Être en train de

Le train est en train de cracher une fumée noire
Share / Tweet / Pin Me!

Grammatical French Expression

Meaningto be ___-ing, to be in the process of
Literallyto be in (the) action of
Pronunciation [eh tra(n) treh(n) deu]
IPA  [ɜ tʀã tʀɛ̃ də]

Usage notes: There’s no présent progressif in French, nothing grammatically equivalent to the English present progressive. So if you can’t use the present participle, how can you translate something like "I’m eating?" In most situations, you just use the present tense:

Par exemple…

Je mange. I’m eating.
Le train crache une fumée noire. The train is belching black smoke.

But of course, those can also mean "I eat" and "the train belches black smoke." When you really want to make that distinction between "verb" and "is verbing," you need the expression être en train de plus the infinitive of the action verb.

Par exemple…

Je suis en train de manger. I’m eating (right now), I’m in the process of eating.
Le train est en train de cracher une fumée noire. The train is belching black smoke, right now.

Être en train de can also be used in the past, by conjugating être in the imperfect.

Par exemple…

J’étais en train de manger quand tu es arrivé. I was eating (right at the moment) you arrived.
Les biscuits étaient en train de cuire. The cookies were cooking (right then).

  Be careful not to overuse this expression. The French present tense is usually sufficient; être en train de should be used only to stress a current and ongoing action.

Somewhat synonymous

Être en cours de – the meaning is similar, but this expression is passive and is usually followed by a noun rather than a verb:
L’autoroute est en cours de construction. The highway is under construction / being built.

  The French present participle cannot be used to translate be + -ing. Je suis mangeant and le train est crachant make no sense at all.

 Related lessons

 Share / Tweet / Pin Me!

Être en train de

Questions about French?

 Ask me in the comments section below or visit the Progress with Lawless French Q+A forum to get help from native French speakers and fellow learners.

More Lawless French

 Subscribe to my twice-weekly newsletter.

Support Lawless French

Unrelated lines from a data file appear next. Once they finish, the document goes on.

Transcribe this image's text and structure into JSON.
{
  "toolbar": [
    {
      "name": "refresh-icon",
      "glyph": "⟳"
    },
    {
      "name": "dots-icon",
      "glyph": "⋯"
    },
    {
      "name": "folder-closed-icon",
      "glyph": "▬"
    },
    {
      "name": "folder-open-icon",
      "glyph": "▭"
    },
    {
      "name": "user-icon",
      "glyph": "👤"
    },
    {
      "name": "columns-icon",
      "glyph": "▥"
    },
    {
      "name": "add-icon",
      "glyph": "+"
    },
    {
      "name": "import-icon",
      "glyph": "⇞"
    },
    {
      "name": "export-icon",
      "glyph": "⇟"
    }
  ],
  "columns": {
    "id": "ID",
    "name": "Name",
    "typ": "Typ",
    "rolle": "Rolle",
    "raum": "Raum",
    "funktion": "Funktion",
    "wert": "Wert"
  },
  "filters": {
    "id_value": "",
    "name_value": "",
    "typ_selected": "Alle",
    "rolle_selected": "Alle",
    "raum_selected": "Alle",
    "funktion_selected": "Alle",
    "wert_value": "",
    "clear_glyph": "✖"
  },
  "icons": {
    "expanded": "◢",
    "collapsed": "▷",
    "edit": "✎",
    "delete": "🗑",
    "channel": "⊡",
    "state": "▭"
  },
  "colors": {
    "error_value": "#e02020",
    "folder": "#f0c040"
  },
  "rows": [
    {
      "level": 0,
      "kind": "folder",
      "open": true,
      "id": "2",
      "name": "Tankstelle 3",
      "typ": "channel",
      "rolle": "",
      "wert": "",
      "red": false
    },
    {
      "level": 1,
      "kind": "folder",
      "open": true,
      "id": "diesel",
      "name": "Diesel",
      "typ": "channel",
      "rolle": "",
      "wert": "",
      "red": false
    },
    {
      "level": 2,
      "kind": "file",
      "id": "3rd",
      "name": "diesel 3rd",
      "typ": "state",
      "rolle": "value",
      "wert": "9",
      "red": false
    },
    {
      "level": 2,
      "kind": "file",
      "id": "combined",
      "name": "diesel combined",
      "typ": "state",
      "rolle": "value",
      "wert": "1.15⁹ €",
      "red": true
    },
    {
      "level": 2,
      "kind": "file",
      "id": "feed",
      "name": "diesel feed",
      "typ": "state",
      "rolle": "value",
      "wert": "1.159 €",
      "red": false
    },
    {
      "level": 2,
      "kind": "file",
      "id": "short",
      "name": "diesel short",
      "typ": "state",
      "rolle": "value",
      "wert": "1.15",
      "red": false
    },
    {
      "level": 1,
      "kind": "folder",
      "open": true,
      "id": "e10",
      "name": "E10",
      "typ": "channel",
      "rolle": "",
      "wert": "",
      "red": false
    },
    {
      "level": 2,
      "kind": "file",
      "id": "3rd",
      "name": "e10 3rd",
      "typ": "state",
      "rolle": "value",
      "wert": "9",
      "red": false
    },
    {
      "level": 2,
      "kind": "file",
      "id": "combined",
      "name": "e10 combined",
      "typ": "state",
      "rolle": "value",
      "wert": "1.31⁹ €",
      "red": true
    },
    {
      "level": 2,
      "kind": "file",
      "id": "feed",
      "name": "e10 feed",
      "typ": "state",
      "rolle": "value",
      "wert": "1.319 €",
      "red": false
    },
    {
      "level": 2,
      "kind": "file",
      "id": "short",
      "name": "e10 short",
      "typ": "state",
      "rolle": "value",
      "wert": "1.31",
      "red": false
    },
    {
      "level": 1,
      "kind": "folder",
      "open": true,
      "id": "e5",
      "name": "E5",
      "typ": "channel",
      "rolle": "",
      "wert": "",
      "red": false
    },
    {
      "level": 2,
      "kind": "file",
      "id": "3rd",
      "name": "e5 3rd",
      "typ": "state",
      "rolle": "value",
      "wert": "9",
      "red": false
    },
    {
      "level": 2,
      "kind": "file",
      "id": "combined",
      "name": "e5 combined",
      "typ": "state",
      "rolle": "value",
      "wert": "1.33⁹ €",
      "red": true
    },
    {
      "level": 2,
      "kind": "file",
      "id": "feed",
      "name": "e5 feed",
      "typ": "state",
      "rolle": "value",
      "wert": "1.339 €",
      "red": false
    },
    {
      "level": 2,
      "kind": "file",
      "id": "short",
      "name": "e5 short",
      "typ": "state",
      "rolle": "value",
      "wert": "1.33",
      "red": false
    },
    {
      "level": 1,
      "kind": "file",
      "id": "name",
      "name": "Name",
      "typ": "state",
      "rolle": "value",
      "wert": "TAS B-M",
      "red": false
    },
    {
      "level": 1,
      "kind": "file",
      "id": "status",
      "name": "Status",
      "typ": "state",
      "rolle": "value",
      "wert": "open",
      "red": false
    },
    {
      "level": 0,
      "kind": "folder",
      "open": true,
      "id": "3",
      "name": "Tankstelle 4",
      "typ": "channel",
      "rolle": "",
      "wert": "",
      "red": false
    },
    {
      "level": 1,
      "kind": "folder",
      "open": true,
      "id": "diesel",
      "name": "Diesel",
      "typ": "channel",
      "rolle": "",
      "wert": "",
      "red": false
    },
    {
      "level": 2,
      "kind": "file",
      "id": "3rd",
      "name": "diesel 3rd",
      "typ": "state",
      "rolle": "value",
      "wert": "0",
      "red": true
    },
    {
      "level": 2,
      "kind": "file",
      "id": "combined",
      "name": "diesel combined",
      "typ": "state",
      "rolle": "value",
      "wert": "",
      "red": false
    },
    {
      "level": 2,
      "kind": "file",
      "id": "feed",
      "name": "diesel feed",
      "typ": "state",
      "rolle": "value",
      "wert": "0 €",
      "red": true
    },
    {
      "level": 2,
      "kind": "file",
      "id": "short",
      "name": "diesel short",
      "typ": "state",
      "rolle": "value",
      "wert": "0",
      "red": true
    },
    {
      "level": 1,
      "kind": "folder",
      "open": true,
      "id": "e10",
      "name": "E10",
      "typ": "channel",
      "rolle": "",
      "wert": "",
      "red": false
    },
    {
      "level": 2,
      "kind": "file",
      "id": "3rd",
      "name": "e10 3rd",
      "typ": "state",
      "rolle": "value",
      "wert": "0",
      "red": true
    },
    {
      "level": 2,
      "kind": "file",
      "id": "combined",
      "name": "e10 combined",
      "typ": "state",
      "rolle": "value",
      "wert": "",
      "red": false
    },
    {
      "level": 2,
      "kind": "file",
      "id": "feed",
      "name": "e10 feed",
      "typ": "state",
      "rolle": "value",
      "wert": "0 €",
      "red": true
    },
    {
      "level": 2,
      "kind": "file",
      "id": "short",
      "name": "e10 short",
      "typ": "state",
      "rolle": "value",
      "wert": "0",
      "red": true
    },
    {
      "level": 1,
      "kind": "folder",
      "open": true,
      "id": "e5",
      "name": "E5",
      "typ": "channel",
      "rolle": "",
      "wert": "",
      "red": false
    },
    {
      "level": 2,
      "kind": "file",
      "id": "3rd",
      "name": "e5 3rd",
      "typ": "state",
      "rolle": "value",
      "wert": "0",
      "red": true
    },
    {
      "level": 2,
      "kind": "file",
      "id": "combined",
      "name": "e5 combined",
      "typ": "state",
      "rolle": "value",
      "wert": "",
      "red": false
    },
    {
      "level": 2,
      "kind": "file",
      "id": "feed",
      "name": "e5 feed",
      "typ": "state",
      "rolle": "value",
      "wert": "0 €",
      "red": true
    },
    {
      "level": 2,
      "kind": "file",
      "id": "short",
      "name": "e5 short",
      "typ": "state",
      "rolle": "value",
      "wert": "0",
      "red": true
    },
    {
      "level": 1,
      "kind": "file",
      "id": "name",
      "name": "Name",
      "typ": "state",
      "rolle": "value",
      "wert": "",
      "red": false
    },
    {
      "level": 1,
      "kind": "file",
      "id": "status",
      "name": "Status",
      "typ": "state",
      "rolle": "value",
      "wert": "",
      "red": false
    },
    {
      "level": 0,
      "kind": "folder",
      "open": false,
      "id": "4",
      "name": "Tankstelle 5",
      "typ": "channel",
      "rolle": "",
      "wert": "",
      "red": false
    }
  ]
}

  This free website is created with love and a great deal of work.

If you love it, please consider making a one-time or monthly donation.

Your support is entirely optional but tremendously appreciated.